Typically, a radiator should be installed in the coldest part of the room, but you should avoid putting large items of furniture in front of it. You should also keep the radiator away from curtains as these will take most of the heat, rather than heating the room.

What size radiator do I need?
The right size for your radiator depends on the size of the room it is heating and what the room is used for. A plumber or heating engineer will be able to help you calculate the right radiator size using the British Thermal Unit (BTU) scale.

Can I paint my radiators?
Radiators should only be painted with radiator paint that has been designed to stay on hot metal surfaces without discolouring. The radiator should also be primed before being painted and turned on within 24 hours to properly ‘cure’ the paint.

When painting a radiator, take care not to paint over any valves or nuts as it could make them hard to loosen in the future.

What is a lockshield valve?
A lockshield valve allows water from the system to flow into the radiator. Lockshield valves are used to control the flow of the water and ensure that the radiators all heat up at the same rate.

What is the difference between thermostatic radiator valves (TRV) and manual valves?
A thermostatic radiator valve works to control the temperature of an induvial radiator using a built-in thermostat. The valve automatically opens and restricts the flow of water into the radiator to keep the room at the desired temperature.

A manual valve can only control the temperature of the radiator without taking into account the room temperature. With a manual valve, the radiator is either on or off.
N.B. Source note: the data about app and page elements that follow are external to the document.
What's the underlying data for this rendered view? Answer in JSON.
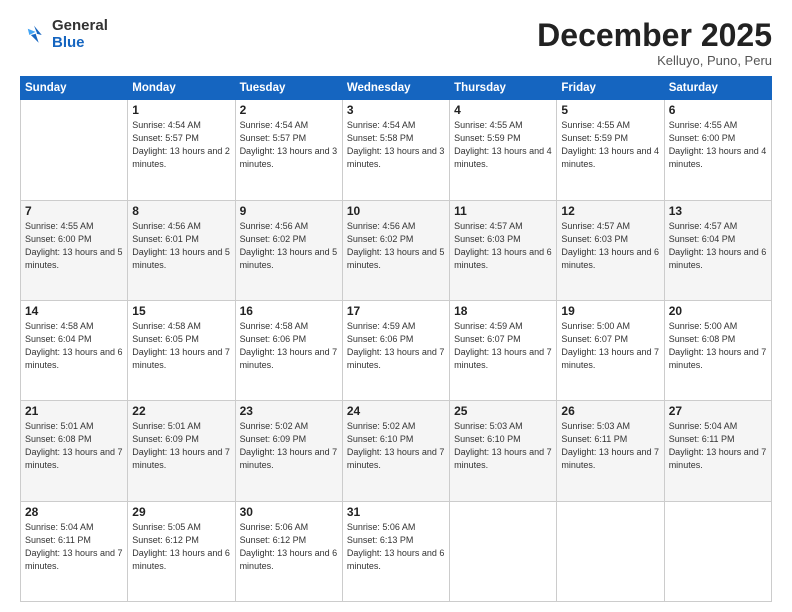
{
  "logo": {
    "general": "General",
    "blue": "Blue"
  },
  "header": {
    "month": "December 2025",
    "location": "Kelluyo, Puno, Peru"
  },
  "days_of_week": [
    "Sunday",
    "Monday",
    "Tuesday",
    "Wednesday",
    "Thursday",
    "Friday",
    "Saturday"
  ],
  "weeks": [
    [
      null,
      {
        "day": 1,
        "sunrise": "4:54 AM",
        "sunset": "5:57 PM",
        "daylight": "13 hours and 2 minutes."
      },
      {
        "day": 2,
        "sunrise": "4:54 AM",
        "sunset": "5:57 PM",
        "daylight": "13 hours and 3 minutes."
      },
      {
        "day": 3,
        "sunrise": "4:54 AM",
        "sunset": "5:58 PM",
        "daylight": "13 hours and 3 minutes."
      },
      {
        "day": 4,
        "sunrise": "4:55 AM",
        "sunset": "5:59 PM",
        "daylight": "13 hours and 4 minutes."
      },
      {
        "day": 5,
        "sunrise": "4:55 AM",
        "sunset": "5:59 PM",
        "daylight": "13 hours and 4 minutes."
      },
      {
        "day": 6,
        "sunrise": "4:55 AM",
        "sunset": "6:00 PM",
        "daylight": "13 hours and 4 minutes."
      }
    ],
    [
      {
        "day": 7,
        "sunrise": "4:55 AM",
        "sunset": "6:00 PM",
        "daylight": "13 hours and 5 minutes."
      },
      {
        "day": 8,
        "sunrise": "4:56 AM",
        "sunset": "6:01 PM",
        "daylight": "13 hours and 5 minutes."
      },
      {
        "day": 9,
        "sunrise": "4:56 AM",
        "sunset": "6:02 PM",
        "daylight": "13 hours and 5 minutes."
      },
      {
        "day": 10,
        "sunrise": "4:56 AM",
        "sunset": "6:02 PM",
        "daylight": "13 hours and 5 minutes."
      },
      {
        "day": 11,
        "sunrise": "4:57 AM",
        "sunset": "6:03 PM",
        "daylight": "13 hours and 6 minutes."
      },
      {
        "day": 12,
        "sunrise": "4:57 AM",
        "sunset": "6:03 PM",
        "daylight": "13 hours and 6 minutes."
      },
      {
        "day": 13,
        "sunrise": "4:57 AM",
        "sunset": "6:04 PM",
        "daylight": "13 hours and 6 minutes."
      }
    ],
    [
      {
        "day": 14,
        "sunrise": "4:58 AM",
        "sunset": "6:04 PM",
        "daylight": "13 hours and 6 minutes."
      },
      {
        "day": 15,
        "sunrise": "4:58 AM",
        "sunset": "6:05 PM",
        "daylight": "13 hours and 7 minutes."
      },
      {
        "day": 16,
        "sunrise": "4:58 AM",
        "sunset": "6:06 PM",
        "daylight": "13 hours and 7 minutes."
      },
      {
        "day": 17,
        "sunrise": "4:59 AM",
        "sunset": "6:06 PM",
        "daylight": "13 hours and 7 minutes."
      },
      {
        "day": 18,
        "sunrise": "4:59 AM",
        "sunset": "6:07 PM",
        "daylight": "13 hours and 7 minutes."
      },
      {
        "day": 19,
        "sunrise": "5:00 AM",
        "sunset": "6:07 PM",
        "daylight": "13 hours and 7 minutes."
      },
      {
        "day": 20,
        "sunrise": "5:00 AM",
        "sunset": "6:08 PM",
        "daylight": "13 hours and 7 minutes."
      }
    ],
    [
      {
        "day": 21,
        "sunrise": "5:01 AM",
        "sunset": "6:08 PM",
        "daylight": "13 hours and 7 minutes."
      },
      {
        "day": 22,
        "sunrise": "5:01 AM",
        "sunset": "6:09 PM",
        "daylight": "13 hours and 7 minutes."
      },
      {
        "day": 23,
        "sunrise": "5:02 AM",
        "sunset": "6:09 PM",
        "daylight": "13 hours and 7 minutes."
      },
      {
        "day": 24,
        "sunrise": "5:02 AM",
        "sunset": "6:10 PM",
        "daylight": "13 hours and 7 minutes."
      },
      {
        "day": 25,
        "sunrise": "5:03 AM",
        "sunset": "6:10 PM",
        "daylight": "13 hours and 7 minutes."
      },
      {
        "day": 26,
        "sunrise": "5:03 AM",
        "sunset": "6:11 PM",
        "daylight": "13 hours and 7 minutes."
      },
      {
        "day": 27,
        "sunrise": "5:04 AM",
        "sunset": "6:11 PM",
        "daylight": "13 hours and 7 minutes."
      }
    ],
    [
      {
        "day": 28,
        "sunrise": "5:04 AM",
        "sunset": "6:11 PM",
        "daylight": "13 hours and 7 minutes."
      },
      {
        "day": 29,
        "sunrise": "5:05 AM",
        "sunset": "6:12 PM",
        "daylight": "13 hours and 6 minutes."
      },
      {
        "day": 30,
        "sunrise": "5:06 AM",
        "sunset": "6:12 PM",
        "daylight": "13 hours and 6 minutes."
      },
      {
        "day": 31,
        "sunrise": "5:06 AM",
        "sunset": "6:13 PM",
        "daylight": "13 hours and 6 minutes."
      },
      null,
      null,
      null
    ]
  ]
}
Can a thermostatic radiator valve be fitted to a heated towel rail?
Yes, a TRV can be fitted to any radiator. However, you should keep in mind that in rooms that are often humid such as bathrooms and kitchens can cause TRVs to give false readings.